A certain emotional imbalance of youth in puberty is mostly an expression of their life insecurity. The pubescent does not yet feel enough strength in themselves to accept it all and experience it in a full-fledged way. The environment imposes new obligations on them, expects them to behave differently, demands seriousness, responsibility and adjustment to its norms. And the young person is not sure that they is capable of satisfying all that is required of them.

In puberty, pubescents discuss their attitudes towards life, analyze their past, fantasize about the future, build their life philosophy, take a certain attitude towards the environment. Everything they see around them and in themselves they receive with enthusiasm and love or with utter disgust and hatred. The consequence of building your inner world is a strong tendency to read, an interest in romance and running away from everything, including school.

Identification with Peers and Socialization

During puberty, children carefully observe their body, vigilantly monitor all changes in it and compare them with analogous phenomena in their peers. A certain lag behind peers can cause both sexes to feel their own immaturity, inferiority and inability to keep up with other young people of the same age. Such an emotional reaction to the process of puberty maturity is manifested in the behavior of a young person.

When educators notice that puberty occurs slowly and late in a child, they need to be especially careful in their upbringing. Such a child should be maximally encouraged, giving it as many different opportunities to affirm itself in a positive way, and point out to it the insignificance of individual differences in the time and intensity of pubertal changes in the body.
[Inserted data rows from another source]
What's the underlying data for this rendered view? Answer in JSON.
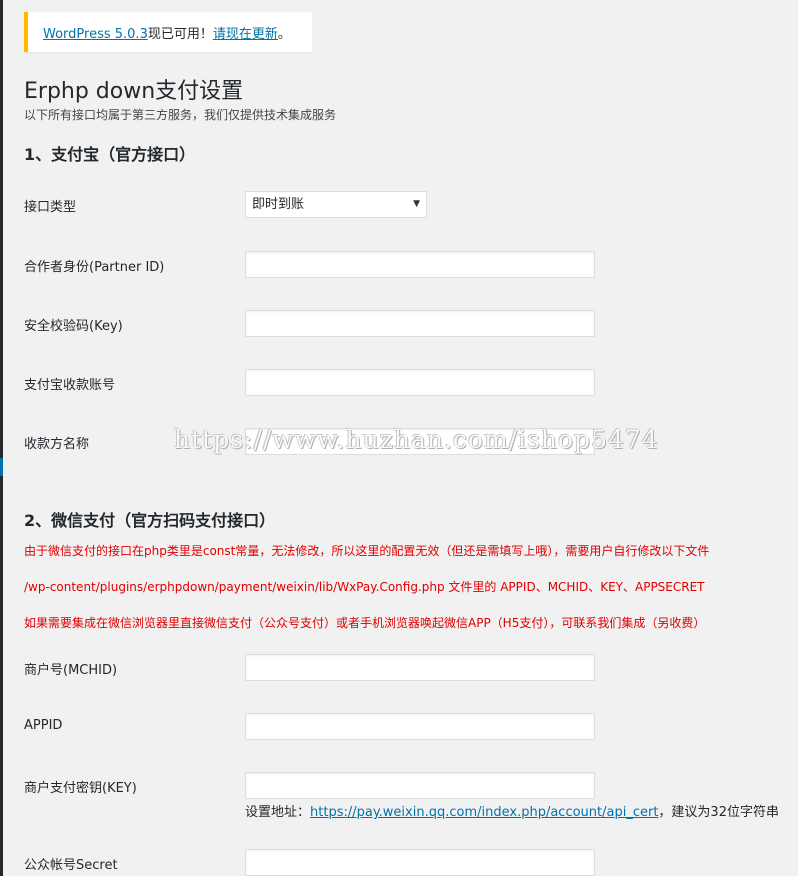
{
  "notice": {
    "version_link": "WordPress 5.0.3",
    "available_text": "现已可用！",
    "update_link": "请现在更新",
    "end": "。"
  },
  "page": {
    "title": "Erphp down支付设置",
    "subtitle": "以下所有接口均属于第三方服务，我们仅提供技术集成服务"
  },
  "alipay": {
    "heading": "1、支付宝（官方接口）",
    "type_label": "接口类型",
    "type_value": "即时到账",
    "partner_label": "合作者身份(Partner ID)",
    "key_label": "安全校验码(Key)",
    "account_label": "支付宝收款账号",
    "payee_label": "收款方名称"
  },
  "watermark": "https://www.huzhan.com/ishop5474",
  "wechat": {
    "heading": "2、微信支付（官方扫码支付接口）",
    "note1": "由于微信支付的接口在php类里是const常量，无法修改，所以这里的配置无效（但还是需填写上哦），需要用户自行修改以下文件",
    "note2": "/wp-content/plugins/erphpdown/payment/weixin/lib/WxPay.Config.php 文件里的 APPID、MCHID、KEY、APPSECRET",
    "note3": "如果需要集成在微信浏览器里直接微信支付（公众号支付）或者手机浏览器唤起微信APP（H5支付），可联系我们集成（另收费）",
    "mchid_label": "商户号(MCHID)",
    "appid_label": "APPID",
    "key_label": "商户支付密钥(KEY)",
    "hint_prefix": "设置地址：",
    "hint_link": "https://pay.weixin.qq.com/index.php/account/api_cert",
    "hint_suffix": "，建议为32位字符串",
    "secret_label": "公众帐号Secret"
  }
}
A marked ambivalence occurs towards parents and teachers. Young people want good emotional contact with their educators, they want their friendship and friendly attitude towards themselves. But at the same time they resist their influence, they do not recognize them as the supreme authority. In doing so, they justify their loyalty and obedience, but also their defiance of them.

In puberty, pubescents are attentive, affectionate, and sentimental towards their parents. But that doesn’t stop them from being rude and defiant a little later. If a strict regime in the family prevents them from expressing their defiance there, they will probably show it on the street or at school. This is why teachers so often complain about the “impossible” behavior of young people in puberty.

In puberty, the solidarity of individuals with the group increases, so other people’s outbursts are silenced. This is where the process of identifying a young person with a group of peers among whom they move, works. They usually turn out funny when they persistently conduct an investigation, and the class reacts collectively and ignores teacher’s threats.

Identification with the group is a natural process in a young person, it is an expression of the young person’s intensified aspiration towards socialization, so it cannot contain anything negative. The fact that someone stands out from the group of average peers, that they act against their interests, is a sign that this individual is not developing into a healthy, socially positive personality. Teachers should not rely on such students nor should they support them against the class collective.

Puberty is a time when children discover themselves, their individuality and their intimate needs. Educators should support the new interests of pubescents, regardless of whether they are in line with the life views of older generation. By approving what the pubescent is interested in and directing their interest to as constructive a track as possible, but without authority and violence, educators can do much to mitigate or completely prevent defiant reactions from youth.